Data records for software interfaces
((

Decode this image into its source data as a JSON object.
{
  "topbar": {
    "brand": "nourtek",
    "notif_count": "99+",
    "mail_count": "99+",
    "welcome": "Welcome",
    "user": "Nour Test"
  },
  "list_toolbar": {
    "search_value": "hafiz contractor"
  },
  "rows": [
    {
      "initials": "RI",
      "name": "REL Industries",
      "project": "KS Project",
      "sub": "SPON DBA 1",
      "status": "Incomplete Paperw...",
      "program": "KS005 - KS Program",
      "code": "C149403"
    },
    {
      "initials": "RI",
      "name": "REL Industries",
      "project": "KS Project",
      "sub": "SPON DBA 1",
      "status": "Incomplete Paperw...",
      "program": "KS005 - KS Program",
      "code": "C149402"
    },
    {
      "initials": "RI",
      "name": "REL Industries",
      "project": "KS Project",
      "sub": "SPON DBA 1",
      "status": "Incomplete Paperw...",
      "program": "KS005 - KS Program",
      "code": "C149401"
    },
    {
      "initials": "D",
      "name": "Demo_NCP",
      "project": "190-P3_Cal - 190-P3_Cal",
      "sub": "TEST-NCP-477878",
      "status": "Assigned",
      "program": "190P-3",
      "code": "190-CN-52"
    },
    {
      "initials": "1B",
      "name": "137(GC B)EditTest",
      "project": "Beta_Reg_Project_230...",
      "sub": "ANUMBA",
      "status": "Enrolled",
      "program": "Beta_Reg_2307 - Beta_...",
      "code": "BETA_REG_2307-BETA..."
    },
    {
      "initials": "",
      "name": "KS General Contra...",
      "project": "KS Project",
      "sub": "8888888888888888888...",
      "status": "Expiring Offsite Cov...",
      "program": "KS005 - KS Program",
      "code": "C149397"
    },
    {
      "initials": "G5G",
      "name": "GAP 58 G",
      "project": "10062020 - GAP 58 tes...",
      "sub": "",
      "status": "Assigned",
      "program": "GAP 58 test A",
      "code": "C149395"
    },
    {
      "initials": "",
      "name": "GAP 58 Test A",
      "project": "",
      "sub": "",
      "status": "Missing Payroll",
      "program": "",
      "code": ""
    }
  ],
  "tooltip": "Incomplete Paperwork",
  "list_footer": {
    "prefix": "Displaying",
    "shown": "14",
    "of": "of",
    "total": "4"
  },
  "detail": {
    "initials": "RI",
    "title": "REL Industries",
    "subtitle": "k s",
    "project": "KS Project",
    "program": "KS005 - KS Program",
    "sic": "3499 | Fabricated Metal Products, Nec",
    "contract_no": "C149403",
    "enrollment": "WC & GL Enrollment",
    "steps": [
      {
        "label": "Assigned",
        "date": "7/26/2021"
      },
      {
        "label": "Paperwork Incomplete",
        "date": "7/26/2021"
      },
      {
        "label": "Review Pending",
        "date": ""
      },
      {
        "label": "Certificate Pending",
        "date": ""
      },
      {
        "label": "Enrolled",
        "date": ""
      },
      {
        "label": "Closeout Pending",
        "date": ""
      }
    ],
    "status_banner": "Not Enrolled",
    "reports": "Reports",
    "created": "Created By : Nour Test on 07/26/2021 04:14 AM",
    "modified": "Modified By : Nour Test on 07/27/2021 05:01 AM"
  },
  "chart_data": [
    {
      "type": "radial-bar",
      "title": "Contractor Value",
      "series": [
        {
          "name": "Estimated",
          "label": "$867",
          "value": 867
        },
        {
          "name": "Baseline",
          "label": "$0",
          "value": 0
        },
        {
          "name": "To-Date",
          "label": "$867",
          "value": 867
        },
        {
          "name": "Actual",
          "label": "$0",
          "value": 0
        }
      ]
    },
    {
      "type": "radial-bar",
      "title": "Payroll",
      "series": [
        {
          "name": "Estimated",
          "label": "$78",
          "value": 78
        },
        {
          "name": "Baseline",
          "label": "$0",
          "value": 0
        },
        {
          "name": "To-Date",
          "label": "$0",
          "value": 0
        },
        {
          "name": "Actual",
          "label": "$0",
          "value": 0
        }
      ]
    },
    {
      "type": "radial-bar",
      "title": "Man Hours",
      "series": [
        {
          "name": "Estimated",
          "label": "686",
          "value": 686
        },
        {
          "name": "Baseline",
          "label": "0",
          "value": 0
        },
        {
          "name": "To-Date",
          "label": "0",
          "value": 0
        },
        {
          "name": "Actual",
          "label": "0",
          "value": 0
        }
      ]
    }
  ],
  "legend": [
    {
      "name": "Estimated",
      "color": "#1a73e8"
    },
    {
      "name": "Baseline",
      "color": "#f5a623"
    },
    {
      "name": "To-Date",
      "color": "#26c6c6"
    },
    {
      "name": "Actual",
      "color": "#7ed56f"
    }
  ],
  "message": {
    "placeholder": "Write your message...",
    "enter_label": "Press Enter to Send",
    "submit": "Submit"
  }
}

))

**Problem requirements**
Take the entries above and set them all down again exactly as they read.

**Written response**
Decode this image into its source data as a JSON object.
{
  "topbar": {
    "brand": "nourtek",
    "notif_count": "99+",
    "mail_count": "99+",
    "welcome": "Welcome",
    "user": "Nour Test"
  },
  "list_toolbar": {
    "search_value": "hafiz contractor"
  },
  "rows": [
    {
      "initials": "RI",
      "name": "REL Industries",
      "project": "KS Project",
      "sub": "SPON DBA 1",
      "status": "Incomplete Paperw...",
      "program": "KS005 - KS Program",
      "code": "C149403"
    },
    {
      "initials": "RI",
      "name": "REL Industries",
      "project": "KS Project",
      "sub": "SPON DBA 1",
      "status": "Incomplete Paperw...",
      "program": "KS005 - KS Program",
      "code": "C149402"
    },
    {
      "initials": "RI",
      "name": "REL Industries",
      "project": "KS Project",
      "sub": "SPON DBA 1",
      "status": "Incomplete Paperw...",
      "program": "KS005 - KS Program",
      "code": "C149401"
    },
    {
      "initials": "D",
      "name": "Demo_NCP",
      "project": "190-P3_Cal - 190-P3_Cal",
      "sub": "TEST-NCP-477878",
      "status": "Assigned",
      "program": "190P-3",
      "code": "190-CN-52"
    },
    {
      "initials": "1B",
      "name": "137(GC B)EditTest",
      "project": "Beta_Reg_Project_230...",
      "sub": "ANUMBA",
      "status": "Enrolled",
      "program": "Beta_Reg_2307 - Beta_...",
      "code": "BETA_REG_2307-BETA..."
    },
    {
      "initials": "",
      "name": "KS General Contra...",
      "project": "KS Project",
      "sub": "8888888888888888888...",
      "status": "Expiring Offsite Cov...",
      "program": "KS005 - KS Program",
      "code": "C149397"
    },
    {
      "initials": "G5G",
      "name": "GAP 58 G",
      "project": "10062020 - GAP 58 tes...",
      "sub": "",
      "status": "Assigned",
      "program": "GAP 58 test A",
      "code": "C149395"
    },
    {
      "initials": "",
      "name": "GAP 58 Test A",
      "project": "",
      "sub": "",
      "status": "Missing Payroll",
      "program": "",
      "code": ""
    }
  ],
  "tooltip": "Incomplete Paperwork",
  "list_footer": {
    "prefix": "Displaying",
    "shown": "14",
    "of": "of",
    "total": "4"
  },
  "detail": {
    "initials": "RI",
    "title": "REL Industries",
    "subtitle": "k s",
    "project": "KS Project",
    "program": "KS005 - KS Program",
    "sic": "3499 | Fabricated Metal Products, Nec",
    "contract_no": "C149403",
    "enrollment": "WC & GL Enrollment",
    "steps": [
      {
        "label": "Assigned",
        "date": "7/26/2021"
      },
      {
        "label": "Paperwork Incomplete",
        "date": "7/26/2021"
      },
      {
        "label": "Review Pending",
        "date": ""
      },
      {
        "label": "Certificate Pending",
        "date": ""
      },
      {
        "label": "Enrolled",
        "date": ""
      },
      {
        "label": "Closeout Pending",
        "date": ""
      }
    ],
    "status_banner": "Not Enrolled",
    "reports": "Reports",
    "created": "Created By : Nour Test on 07/26/2021 04:14 AM",
    "modified": "Modified By : Nour Test on 07/27/2021 05:01 AM"
  },
  "chart_data": [
    {
      "type": "radial-bar",
      "title": "Contractor Value",
      "series": [
        {
          "name": "Estimated",
          "label": "$867",
          "value": 867
        },
        {
          "name": "Baseline",
          "label": "$0",
          "value": 0
        },
        {
          "name": "To-Date",
          "label": "$867",
          "value": 867
        },
        {
          "name": "Actual",
          "label": "$0",
          "value": 0
        }
      ]
    },
    {
      "type": "radial-bar",
      "title": "Payroll",
      "series": [
        {
          "name": "Estimated",
          "label": "$78",
          "value": 78
        },
        {
          "name": "Baseline",
          "label": "$0",
          "value": 0
        },
        {
          "name": "To-Date",
          "label": "$0",
          "value": 0
        },
        {
          "name": "Actual",
          "label": "$0",
          "value": 0
        }
      ]
    },
    {
      "type": "radial-bar",
      "title": "Man Hours",
      "series": [
        {
          "name": "Estimated",
          "label": "686",
          "value": 686
        },
        {
          "name": "Baseline",
          "label": "0",
          "value": 0
        },
        {
          "name": "To-Date",
          "label": "0",
          "value": 0
        },
        {
          "name": "Actual",
          "label": "0",
          "value": 0
        }
      ]
    }
  ],
  "legend": [
    {
      "name": "Estimated",
      "color": "#1a73e8"
    },
    {
      "name": "Baseline",
      "color": "#f5a623"
    },
    {
      "name": "To-Date",
      "color": "#26c6c6"
    },
    {
      "name": "Actual",
      "color": "#7ed56f"
    }
  ],
  "message": {
    "placeholder": "Write your message...",
    "enter_label": "Press Enter to Send",
    "submit": "Submit"
  }
}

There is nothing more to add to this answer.